Ministers warn of growing cyber crime problem

By James Riches topicIcon Internet News

Committee fears UK failing to "keep pace" with online criminals

The UK must do more to prevent and tackle cyber crime, according to a cross-party Home Affairs Select Committee.

Chaired by Labour MP Keith Vaz, the committee's report indicates that recent cuts to police forces across the country mean there are now less resources to deal with a problem which is getting demonstrably worse.

Mr Vaz told the BBC that these shortcomings have seen the UK become a number one target for cyber criminals in 25 countries. Furthermore, the Government Communications Headquarters (GCHQ) suggested earlier this year that 80 per cent of these cases could be prevented through better online information management.

These findings come just a week after it was reported that many mobile phone SIM cards remain vulnerable to an attack that can be completed in around two minutes.

More EU cooperation encouraged to stop cyber attacks

The report claims a "state of the art espionage response team" is needed to deal with the issue, and urged the government to work in cooperation with fellow EU members to try and get one step ahead of the cyber criminals.

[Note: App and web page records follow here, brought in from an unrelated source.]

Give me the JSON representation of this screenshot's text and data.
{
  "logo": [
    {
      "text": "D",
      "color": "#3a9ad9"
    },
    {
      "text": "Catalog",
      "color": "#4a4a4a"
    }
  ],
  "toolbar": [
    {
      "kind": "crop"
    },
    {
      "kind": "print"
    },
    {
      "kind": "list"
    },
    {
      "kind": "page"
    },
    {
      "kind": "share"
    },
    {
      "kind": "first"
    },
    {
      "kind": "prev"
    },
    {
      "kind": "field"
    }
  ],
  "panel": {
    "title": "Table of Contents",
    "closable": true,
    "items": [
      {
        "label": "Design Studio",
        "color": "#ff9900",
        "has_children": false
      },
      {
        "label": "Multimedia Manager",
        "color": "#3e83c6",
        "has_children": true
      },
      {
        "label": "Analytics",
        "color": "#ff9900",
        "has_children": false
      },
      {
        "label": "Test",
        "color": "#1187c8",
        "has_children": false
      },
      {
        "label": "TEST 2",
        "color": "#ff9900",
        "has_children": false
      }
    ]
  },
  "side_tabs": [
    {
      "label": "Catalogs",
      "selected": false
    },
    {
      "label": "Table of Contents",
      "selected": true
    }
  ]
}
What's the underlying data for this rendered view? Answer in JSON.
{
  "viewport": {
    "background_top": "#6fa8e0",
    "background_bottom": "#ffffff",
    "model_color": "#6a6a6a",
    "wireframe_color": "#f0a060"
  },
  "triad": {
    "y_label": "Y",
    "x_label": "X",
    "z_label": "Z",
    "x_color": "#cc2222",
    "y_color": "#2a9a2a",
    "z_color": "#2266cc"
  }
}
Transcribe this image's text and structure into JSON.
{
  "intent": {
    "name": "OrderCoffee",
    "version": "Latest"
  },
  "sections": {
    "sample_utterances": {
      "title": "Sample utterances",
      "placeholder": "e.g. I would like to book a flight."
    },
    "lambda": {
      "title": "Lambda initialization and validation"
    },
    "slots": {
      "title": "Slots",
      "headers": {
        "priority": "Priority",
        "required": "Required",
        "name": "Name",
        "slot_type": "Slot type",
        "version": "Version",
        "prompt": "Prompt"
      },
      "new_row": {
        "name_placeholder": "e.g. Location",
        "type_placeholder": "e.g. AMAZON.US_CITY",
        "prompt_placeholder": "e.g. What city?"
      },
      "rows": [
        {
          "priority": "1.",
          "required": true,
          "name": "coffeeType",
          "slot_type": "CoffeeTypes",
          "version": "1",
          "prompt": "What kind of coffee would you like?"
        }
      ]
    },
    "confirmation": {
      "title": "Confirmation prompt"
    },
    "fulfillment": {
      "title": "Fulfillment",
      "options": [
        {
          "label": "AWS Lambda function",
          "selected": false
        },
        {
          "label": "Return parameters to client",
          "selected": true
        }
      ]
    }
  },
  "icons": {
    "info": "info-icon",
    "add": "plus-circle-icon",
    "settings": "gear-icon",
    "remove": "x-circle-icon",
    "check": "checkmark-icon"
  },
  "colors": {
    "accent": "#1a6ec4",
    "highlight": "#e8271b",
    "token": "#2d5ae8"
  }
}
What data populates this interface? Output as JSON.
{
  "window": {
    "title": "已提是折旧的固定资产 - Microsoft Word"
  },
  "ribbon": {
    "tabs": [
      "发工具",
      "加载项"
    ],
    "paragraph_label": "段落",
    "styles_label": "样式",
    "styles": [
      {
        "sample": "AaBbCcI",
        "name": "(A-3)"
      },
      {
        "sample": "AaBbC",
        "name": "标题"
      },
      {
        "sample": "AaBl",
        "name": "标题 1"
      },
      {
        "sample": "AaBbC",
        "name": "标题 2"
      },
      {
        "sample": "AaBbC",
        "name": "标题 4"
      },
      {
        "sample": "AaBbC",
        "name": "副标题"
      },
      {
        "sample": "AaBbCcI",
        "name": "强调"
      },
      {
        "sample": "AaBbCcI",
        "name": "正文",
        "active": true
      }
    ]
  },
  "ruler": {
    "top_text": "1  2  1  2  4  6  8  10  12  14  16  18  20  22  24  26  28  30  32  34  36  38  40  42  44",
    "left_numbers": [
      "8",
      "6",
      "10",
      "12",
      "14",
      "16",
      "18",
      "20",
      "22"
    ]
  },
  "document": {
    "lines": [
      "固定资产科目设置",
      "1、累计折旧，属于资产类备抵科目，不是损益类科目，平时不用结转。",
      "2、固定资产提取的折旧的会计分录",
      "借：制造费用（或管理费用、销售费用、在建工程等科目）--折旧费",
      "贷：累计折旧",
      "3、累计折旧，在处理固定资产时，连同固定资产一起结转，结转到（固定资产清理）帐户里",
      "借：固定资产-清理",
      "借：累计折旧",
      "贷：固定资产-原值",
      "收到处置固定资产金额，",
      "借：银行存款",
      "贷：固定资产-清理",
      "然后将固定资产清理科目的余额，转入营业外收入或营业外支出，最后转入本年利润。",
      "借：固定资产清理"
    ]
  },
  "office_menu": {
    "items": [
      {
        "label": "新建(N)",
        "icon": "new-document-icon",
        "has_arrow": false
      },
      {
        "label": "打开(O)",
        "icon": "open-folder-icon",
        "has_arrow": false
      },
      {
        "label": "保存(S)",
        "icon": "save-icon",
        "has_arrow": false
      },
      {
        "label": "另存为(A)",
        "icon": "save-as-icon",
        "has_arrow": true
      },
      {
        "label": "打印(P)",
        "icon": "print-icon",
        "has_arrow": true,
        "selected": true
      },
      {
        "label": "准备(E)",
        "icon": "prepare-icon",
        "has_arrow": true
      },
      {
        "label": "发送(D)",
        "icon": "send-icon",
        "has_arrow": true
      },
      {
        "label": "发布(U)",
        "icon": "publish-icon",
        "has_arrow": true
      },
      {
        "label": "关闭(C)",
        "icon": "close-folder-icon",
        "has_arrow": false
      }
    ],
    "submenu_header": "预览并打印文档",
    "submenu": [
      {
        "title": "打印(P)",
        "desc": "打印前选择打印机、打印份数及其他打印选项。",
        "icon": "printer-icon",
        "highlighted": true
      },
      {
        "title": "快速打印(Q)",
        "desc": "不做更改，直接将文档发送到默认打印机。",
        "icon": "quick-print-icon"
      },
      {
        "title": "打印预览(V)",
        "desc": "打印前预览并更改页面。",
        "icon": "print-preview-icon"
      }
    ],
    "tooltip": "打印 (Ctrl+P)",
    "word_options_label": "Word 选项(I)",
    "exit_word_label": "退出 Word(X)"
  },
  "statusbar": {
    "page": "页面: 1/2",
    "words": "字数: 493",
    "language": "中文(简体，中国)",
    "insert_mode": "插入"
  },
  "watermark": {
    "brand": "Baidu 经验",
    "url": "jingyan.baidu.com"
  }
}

There has been plenty of criticism surrounding Britain's lack of collaboration with the EU on this issue, as the UK has opted not to implement many preventative measures used on the continent. However, the Select Committee report also mentioned that the UK's fellow EU member states should be doing more to stop their citizens targeting the country's internet users in this way.

While the government has yet to respond to this report's findings, there were already plans in place for a new National Cybercrime Unit to be brought in later this year to target the most serious offenders.

Daniel Nolan, managing director at theEword, said: "This is an issue that should interest everyone, as all internet users are vulnerable to cyber attacks. It's good that this report has drawn attention to the problem once again, but it's slightly unclear whether the government will have the resources to deal with it."